Monday, November 19, 2012

Weekly Response: Problem Solving and Video Games

Video games combine art, theatre, music, problem solving, and literary techniques in ways that engage, teach, and entertain.


This week, we learned about a lot of things. We saw TED Talks on "boy culture" and, perhaps more memorably, one by a young boy about the stimulating educational benefits of World of Tanks, an online game. We also saw a video about an entire middle/high school in New York, the Institute of Play, where scholars learn in an environment that connects the curriculum to the designing and creation of video games. For instance, in order to make a video game with an engaging story about The Iliad or The Aeneid that was faithful to the material, students had to read and understand these stories on a deep level and then find a way to interpret the story through media/the creation of a game and present it. This made me think about Valve Software's Portal 2.

Portal and Portal 2 contain developer commentary, which you can access from the main menu for them and the rest of Valve's games since the release of The Orange Box onward. These games focus very, very heavily on challenging problem solving, deep and interesting characters, and an engaging narrative. The developer commentary contains a lot of insights into the work that went into the game and the testing phase for it. They employ a lot of educational techniques, including scaffolding, when teaching the skills needed to complete the game or giving details about the story behind the one that is told to you through character interaction. These games are so successful at this that I remember it was said (though I don't remember where) at its release that Portal had the most heart of any game that year, even though it contained one primary character besides you, the player. And you don't even speak.

Here is a great example from the commentary that shows how the developers adjusted the game's levels and employ scaffolding techniques in order to teach skills, create an engaging and heart-pounding experience, and surprise the player, defying their expectations. If I were to write a novel at some point in my life, I could definitely use a lot of the techniques for developing the story that Valve's developers did.

Be warned! This contains spoilers for the end of Portal 2.


Monday, November 12, 2012

Weekly Response: Identity

This week, we learned about the myth of the "Model Minority," with a focus on Asian American students. Basically, the myth is that people of certain minorities are innately more intelligent and talented than other people. Sometimes, members of the minority take the stereotype and internalize it, and one of the biggest problems this can cause is an identity crisis in students. The story of adolescence is "Who Am I?" and so students have enough trouble figuring out who they are at this crucial time of transition and discovery in their lives, and you all know that. Add in the pressures of stereotypes and parental expectations turned up to eleven and you have a serious problem on your hands. It's hard enough being a teenager without being railroaded down a certain path of life before you even chisel out what your personal strengths and interests truly are. If I was pressured to be a doctor or an engineer, I would have failed out of college freshman year. I just do not have the mind for all the math an science involved. I love math and science, but my mind is just not built around it. I'm more right-brained I guess one could say. Anyway, personal identity is a serious issue that affects all students no matter who they are, and the contexts of your life can make it better or worse, and I'm glad this class took the time to teach me that I should create an environment that will allow students to learn more about themselves while they learn about English and literature.

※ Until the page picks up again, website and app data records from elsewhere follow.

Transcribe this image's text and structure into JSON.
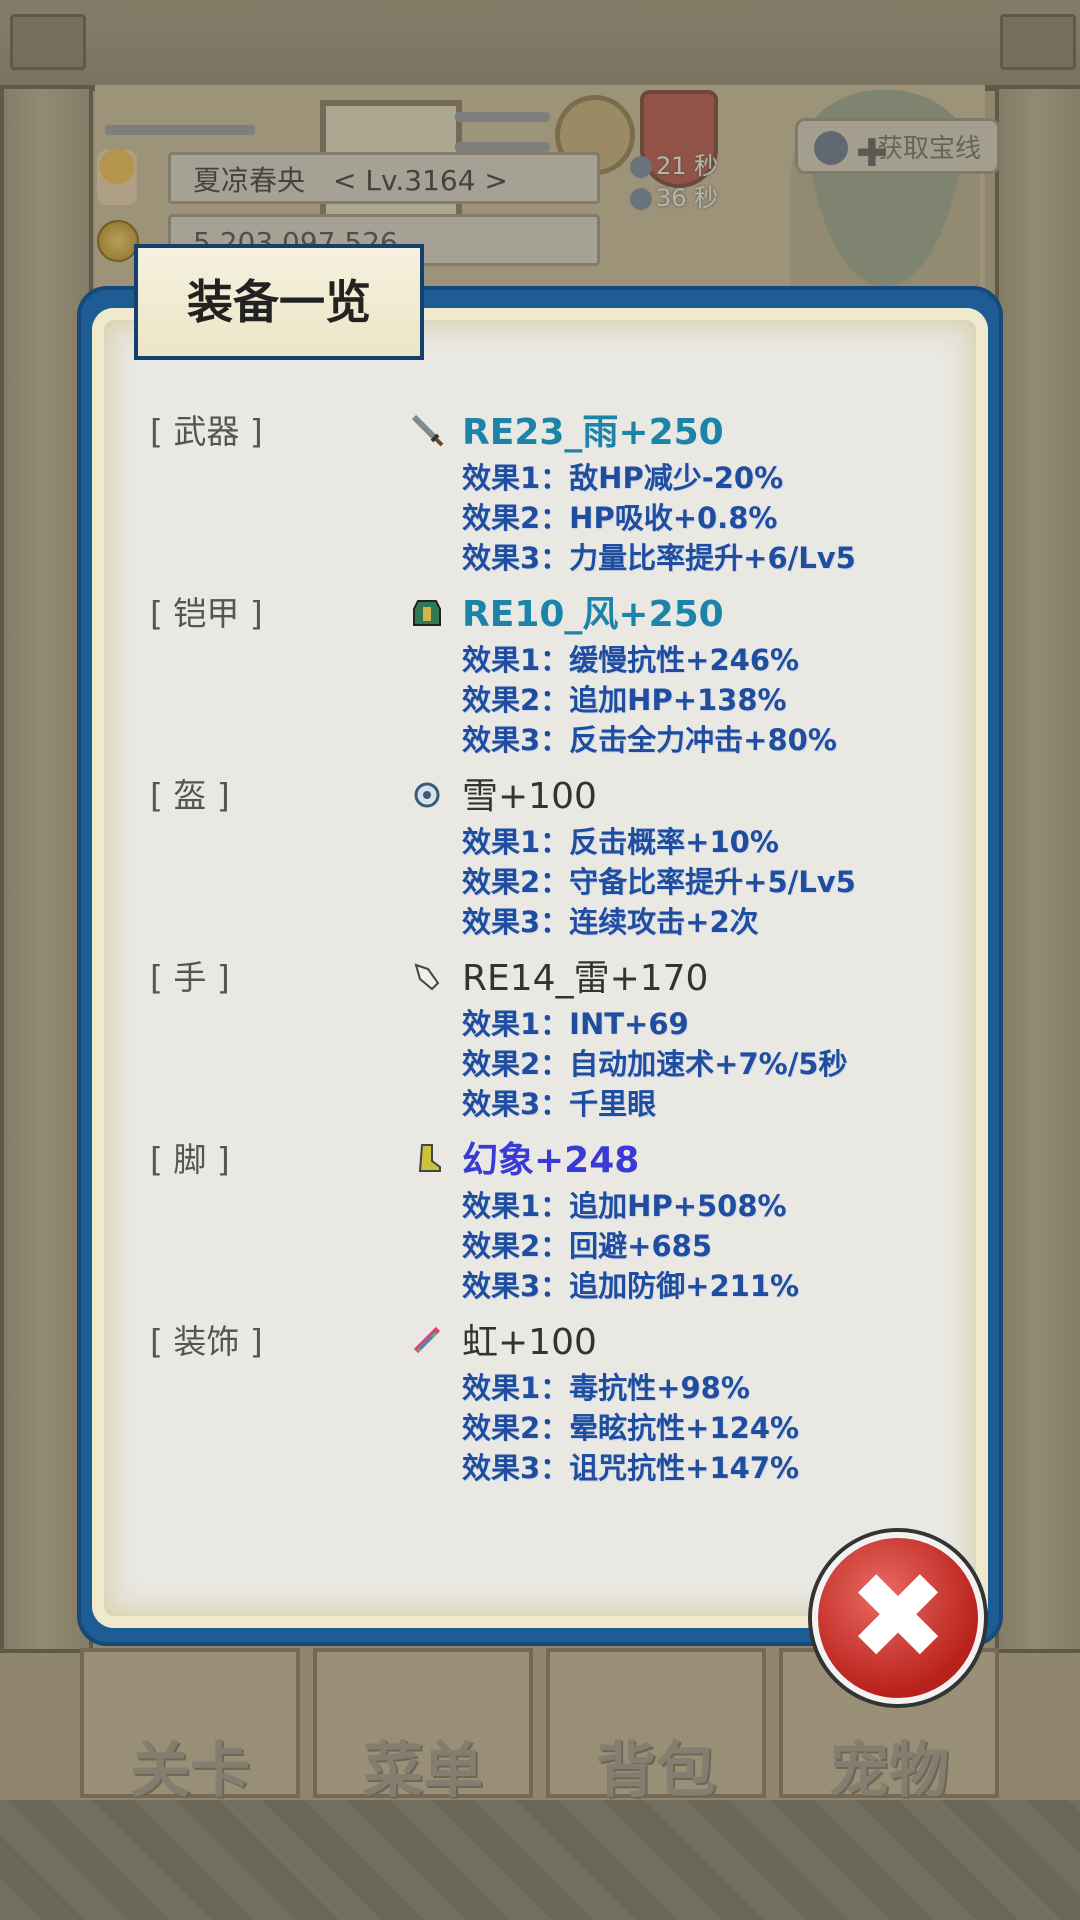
{
  "hud": {
    "player_name": "夏凉春央",
    "level": "< Lv.3164 >",
    "gold": "5 203 097 526",
    "timer1": "21 秒",
    "timer2": "36 秒",
    "treasure_button": "获取宝线"
  },
  "dialog": {
    "title": "装备一览",
    "slots": [
      {
        "label": "[ 武器 ]",
        "icon": "sword-icon",
        "name": "RE23_雨+250",
        "name_color": "#1b84a8",
        "effects": [
          "效果1：敌HP减少-20%",
          "效果2：HP吸收+0.8%",
          "效果3：力量比率提升+6/Lv5"
        ]
      },
      {
        "label": "[ 铠甲 ]",
        "icon": "armor-icon",
        "name": "RE10_风+250",
        "name_color": "#1b84a8",
        "effects": [
          "效果1：缓慢抗性+246%",
          "效果2：追加HP+138%",
          "效果3：反击全力冲击+80%"
        ]
      },
      {
        "label": "[ 盔 ]",
        "icon": "helmet-icon",
        "name": "雪+100",
        "name_color": "#333333",
        "effects": [
          "效果1：反击概率+10%",
          "效果2：守备比率提升+5/Lv5",
          "效果3：连续攻击+2次"
        ]
      },
      {
        "label": "[ 手 ]",
        "icon": "gauntlet-icon",
        "name": "RE14_雷+170",
        "name_color": "#333333",
        "effects": [
          "效果1：INT+69",
          "效果2：自动加速术+7%/5秒",
          "效果3：千里眼"
        ]
      },
      {
        "label": "[ 脚 ]",
        "icon": "boots-icon",
        "name": "幻象+248",
        "name_color": "#3a3ad6",
        "effects": [
          "效果1：追加HP+508%",
          "效果2：回避+685",
          "效果3：追加防御+211%"
        ]
      },
      {
        "label": "[ 装饰 ]",
        "icon": "rainbow-feather-icon",
        "name": "虹+100",
        "name_color": "#333333",
        "effects": [
          "效果1：毒抗性+98%",
          "效果2：晕眩抗性+124%",
          "效果3：诅咒抗性+147%"
        ]
      }
    ]
  },
  "bottom_nav": [
    "关卡",
    "菜单",
    "背包",
    "宠物"
  ],
  "colors": {
    "dialog_frame": "#1d5c94",
    "effect_text": "#1f4ea0",
    "close_button": "#c8302a"
  }
}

Monday, November 5, 2012

Weekly Response: Educacion

In class this week we learned about "Educacion," and our next intervention is going to focus on it. In simple terms, it is teaching students how to be people, not just teaching them facts and skills. It is the incorporation of values and a sense of what it means to communicate and cooperate effectively and craft oneself into a better person. It means that a teacher needs to recognize that he or she is a creator of relationships. This doesn't just mean relationships between texts and their contexts, but the students and each other as well as other people they know or will meet in the future. There should be a sense of culture in the school experience  and a sense of how the students will fit into the community. One suggestion we had in class would be to host a Career Day, the way St. Mark's does for their juniors or every single school does in all those old cartoons. A teacher should create a good relationship with the students in order to foster better relationships between the student and the school, their classmates, and fellow teachers.

It's definitely an interesting and important new dimension to teaching to think about, and that's one of the reason I decided to write these responses on my personal blog instead of creating a class one. I want to keep these somewhere that I know I can revisit them at, somewhere that maybe current and future colleagues could read them and remember the importance of these bits of their jobs. I certainly hope to incorporate the idea of Educacion into my classroom in the future.